HH: Right, right. And in fact, there are some great leaders. I think Tim Cook is a great leader of Apple, for example, who do recognize patterns, and they get ahead of them. They recognize things, and they change their business models to respond to it. I think you’re absolutely right. He’s passive, and he doesn’t recognize a pattern. Here’s something he said, probably the most controversial thing he said last night, and I’ll be talking about it later with Rajiv Chandrasekaran of the Washington Post and Max Boot, and all sorts of people, but get your reaction to this, Arthur Brooks.
BO: Now let’s make two things clear. ISIL is not Islamic.
HH: Now that phrase, I know George W. Bush used to go to great pains, rightfully, to say we are not at war with Islam. Islamist jihadists represent 10-15% of Islam, if that much, but we have to deal with them. That statement last night was almost willfully confusing of the situation, Arthur.
AB: Sure. I mean, look, Obama has no right to tell anybody what Islam is and is not. I mean, that’s not even the point. This is not what we’re talking about. When somebody says, I mean, that’s the ‘no true Scotsman’ argument.
AB: I mean, this is the whole idea. It’s nuts. No good Christian would do that. I mean, what is he talking about at this point? These are murderers. These are fanatics. It doesn’t matter if they’re motivated by true Islam or false Islam. We are at war. If you want to talk about the fact that they’re not being true to their faith, write an article and submit it to some academic journal. If you want to be president of the United States, get your game on.

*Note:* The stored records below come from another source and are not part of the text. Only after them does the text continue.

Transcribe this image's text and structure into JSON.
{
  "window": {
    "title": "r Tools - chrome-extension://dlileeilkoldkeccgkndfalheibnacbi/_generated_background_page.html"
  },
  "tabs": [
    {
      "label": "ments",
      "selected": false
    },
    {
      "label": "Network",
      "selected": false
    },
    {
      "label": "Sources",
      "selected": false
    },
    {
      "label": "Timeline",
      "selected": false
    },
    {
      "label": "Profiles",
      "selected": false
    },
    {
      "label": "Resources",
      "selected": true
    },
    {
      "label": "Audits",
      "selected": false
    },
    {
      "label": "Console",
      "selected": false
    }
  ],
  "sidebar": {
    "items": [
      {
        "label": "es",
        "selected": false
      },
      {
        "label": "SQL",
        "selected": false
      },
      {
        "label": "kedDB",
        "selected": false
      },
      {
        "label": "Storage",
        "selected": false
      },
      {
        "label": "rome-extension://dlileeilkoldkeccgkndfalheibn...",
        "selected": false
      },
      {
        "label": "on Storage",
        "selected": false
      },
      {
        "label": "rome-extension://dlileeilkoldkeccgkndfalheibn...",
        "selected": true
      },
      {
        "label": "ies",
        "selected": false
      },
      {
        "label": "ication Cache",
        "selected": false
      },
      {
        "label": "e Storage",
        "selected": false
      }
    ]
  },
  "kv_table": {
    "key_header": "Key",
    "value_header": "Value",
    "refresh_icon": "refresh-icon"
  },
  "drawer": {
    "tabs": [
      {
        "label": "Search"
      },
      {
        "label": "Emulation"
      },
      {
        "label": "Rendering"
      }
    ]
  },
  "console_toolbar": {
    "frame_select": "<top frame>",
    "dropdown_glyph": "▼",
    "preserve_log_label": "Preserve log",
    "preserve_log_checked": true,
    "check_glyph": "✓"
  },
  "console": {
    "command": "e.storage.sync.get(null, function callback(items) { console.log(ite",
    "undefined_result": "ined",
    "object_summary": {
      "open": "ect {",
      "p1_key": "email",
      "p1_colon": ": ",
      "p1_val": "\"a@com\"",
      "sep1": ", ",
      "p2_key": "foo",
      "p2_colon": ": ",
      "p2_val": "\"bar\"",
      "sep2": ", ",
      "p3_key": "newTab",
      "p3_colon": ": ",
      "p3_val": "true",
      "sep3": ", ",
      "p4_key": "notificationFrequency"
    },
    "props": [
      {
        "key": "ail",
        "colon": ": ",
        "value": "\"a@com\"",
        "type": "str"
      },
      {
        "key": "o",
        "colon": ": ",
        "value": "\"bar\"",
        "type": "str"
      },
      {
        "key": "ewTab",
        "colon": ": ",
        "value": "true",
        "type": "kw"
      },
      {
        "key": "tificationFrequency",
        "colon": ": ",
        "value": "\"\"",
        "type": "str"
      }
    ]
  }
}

HH: Get your game on. And yesterday, after the President spoke, the Kagans, one of whom is a senior fellow at your institution, and one of the architects of the successful surge, said this isn’t going to work. And then Jim Mattis is quoted by Rajiv Chandrasekaran, and he is, along with Petraeus and Allen and McChrystal one of the great warriors of the war, said this isn’t going to work. I just get this sinking feeling that he doesn’t care that it’s not going to work. Everyone knows it’s not going to work, but he’s blind to that.
AB: Buying time. It’s buying time. See, their basic view of things is that it can’t, I mean, they agree with Fred and Kim Kagan. It can’t work. I mean, they know that, too. But it’s, their philosophy is look busy. You’ve got to look like you’re doing something, because the American people are going to take it out of your hide if you’re not. So look busy. They honestly believe that they can’t succeed in foreign policy. They can’t succeed in the Middle East. They can’t succeed in China. They can’t succeed in Russia. So the best thing to do is to disengage. And incidentally, Hugh, there are a ton of Republicans that agree.
End of segment.